The flaws were uncovered by MWR Labs, the research arm of British security firm MWR InfoSecurity, who specialises in researching and finding new risks in technology and who are warning that the latest mobile phones are wide open to attack.

After investigating the consistent but unconfirmed rumours that many mobile phones are at risk, MWR uncovered serious security flaws across the industry with two new phones giving considerable cause for alarm.

A flaw in the Palm Pre allows the bugging of a conversation anywhere in the world while the Google Android system allows the theft of user passwords from the phone via its Internet connection. Alex Fidgen from MWR said: “This is one of the most serious implications in mobile technologies to date and calls into question fundamental assumptions about mobile phone security.” He added: “The flaws could have been ‘fixed’ when the mobile phone companies issued new operating software recently but they did nothing.”

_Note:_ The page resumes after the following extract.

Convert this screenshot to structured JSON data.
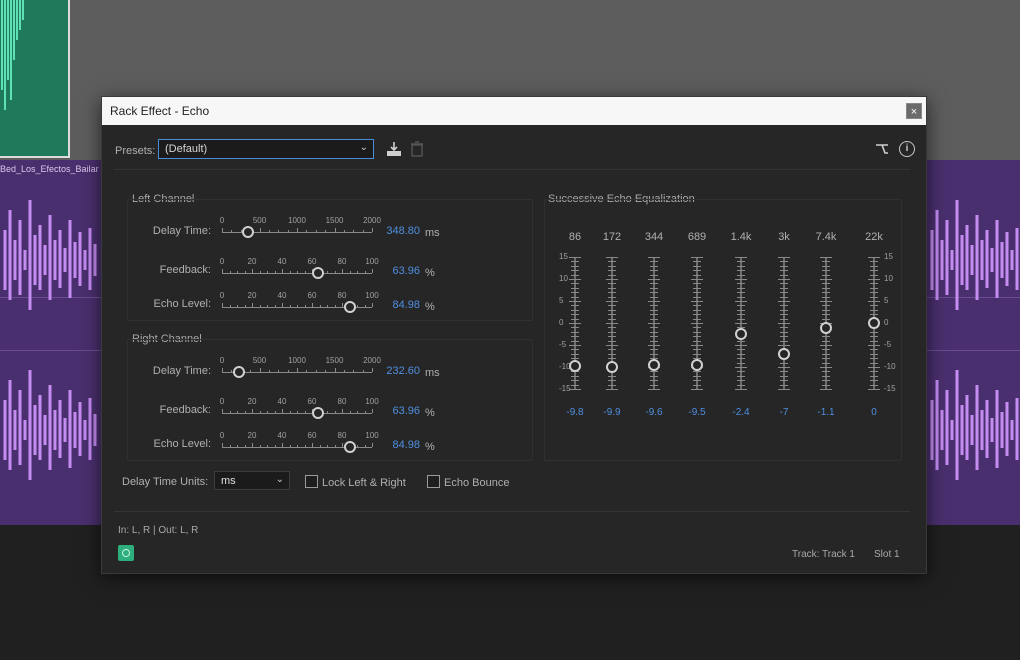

The first flaw in the Palm Pre phone allows the complete compromise of the operating system via the receipt of a crafted message, resulting in the ability to upload a back door and then force the phone to transmit and/or record audio and stored data. The impact of this vulnerability is magnified as the exploit can be executed from anywhere in the world and the data can be harvested via the normal carrier networks. This effectively turns the phone into a mobile bugging device with the user completely unaware.

The second flaw allows the harvesting of all username and password data stored by the Google Android operating system within its installed phone browser. The impact of this vulnerability is to potentially allow highly sensitive credential information to be stolen from users, including those credentials used to access online financial portals, e-mail and other commonly used facilities.

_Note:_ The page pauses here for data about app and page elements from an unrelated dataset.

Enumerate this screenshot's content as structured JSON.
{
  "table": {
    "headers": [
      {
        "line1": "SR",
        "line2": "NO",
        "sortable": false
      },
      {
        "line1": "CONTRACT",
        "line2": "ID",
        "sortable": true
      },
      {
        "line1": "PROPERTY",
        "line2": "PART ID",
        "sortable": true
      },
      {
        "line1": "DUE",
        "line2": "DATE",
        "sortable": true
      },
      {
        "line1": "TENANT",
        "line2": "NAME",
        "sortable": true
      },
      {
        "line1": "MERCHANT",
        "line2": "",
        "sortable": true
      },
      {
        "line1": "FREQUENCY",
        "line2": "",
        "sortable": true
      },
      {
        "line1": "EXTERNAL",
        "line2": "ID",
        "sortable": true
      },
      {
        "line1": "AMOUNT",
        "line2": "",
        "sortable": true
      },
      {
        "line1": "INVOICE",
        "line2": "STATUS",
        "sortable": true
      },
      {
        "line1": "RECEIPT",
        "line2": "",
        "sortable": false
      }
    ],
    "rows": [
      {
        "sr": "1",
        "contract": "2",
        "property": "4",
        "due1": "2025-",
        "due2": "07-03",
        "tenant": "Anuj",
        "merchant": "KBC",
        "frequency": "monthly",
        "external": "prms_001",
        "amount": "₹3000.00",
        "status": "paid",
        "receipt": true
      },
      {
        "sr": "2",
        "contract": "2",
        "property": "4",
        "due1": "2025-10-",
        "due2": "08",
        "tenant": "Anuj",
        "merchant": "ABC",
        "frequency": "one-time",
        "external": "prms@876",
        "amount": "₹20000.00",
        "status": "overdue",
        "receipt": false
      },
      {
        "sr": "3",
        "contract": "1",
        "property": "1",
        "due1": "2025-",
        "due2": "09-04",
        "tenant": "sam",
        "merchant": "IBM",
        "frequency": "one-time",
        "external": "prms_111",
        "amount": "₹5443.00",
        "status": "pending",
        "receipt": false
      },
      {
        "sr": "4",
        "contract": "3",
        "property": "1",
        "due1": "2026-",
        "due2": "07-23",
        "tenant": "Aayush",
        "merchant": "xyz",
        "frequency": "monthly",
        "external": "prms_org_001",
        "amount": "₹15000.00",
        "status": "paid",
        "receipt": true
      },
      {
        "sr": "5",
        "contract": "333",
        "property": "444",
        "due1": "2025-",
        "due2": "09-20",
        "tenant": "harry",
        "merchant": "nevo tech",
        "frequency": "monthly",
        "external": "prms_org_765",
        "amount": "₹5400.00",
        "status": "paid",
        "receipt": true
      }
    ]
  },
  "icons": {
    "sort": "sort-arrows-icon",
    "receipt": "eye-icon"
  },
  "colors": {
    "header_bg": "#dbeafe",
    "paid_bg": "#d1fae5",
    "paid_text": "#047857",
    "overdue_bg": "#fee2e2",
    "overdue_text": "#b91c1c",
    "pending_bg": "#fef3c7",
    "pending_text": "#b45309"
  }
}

“Whilst it is unusual for a genuine and accurate James Bond scenario to be uncovered during research, that is exactly what this represents” said Alex Fidgen. “This is one of the most serious implications in mobile technologies and really does call into question fundamental assumptions about mobile phone security.

“A user would never know that every word they were saying was being recorded and transmitted back to the attacker, and the attack (once executed) would be trivial to perform. The more investigations we undertake the more problems we are uncovering and this is almost certainly the tip of the iceberg. It asks some fundamental questions about whether security has really been considered in the rush to release new phones and operating systems.”

Of key concern is the increasingly linked nature of business and mobile working over which the traditional security models are becoming blurred. With mobile phones now capable of receiving e-mails, recording conversations and taking pictures they represent the perfect medium for fast and accurate data recording, a perfect target for an attacker. Even more significant is the move to provide mobile banking solutions via mobile solutions.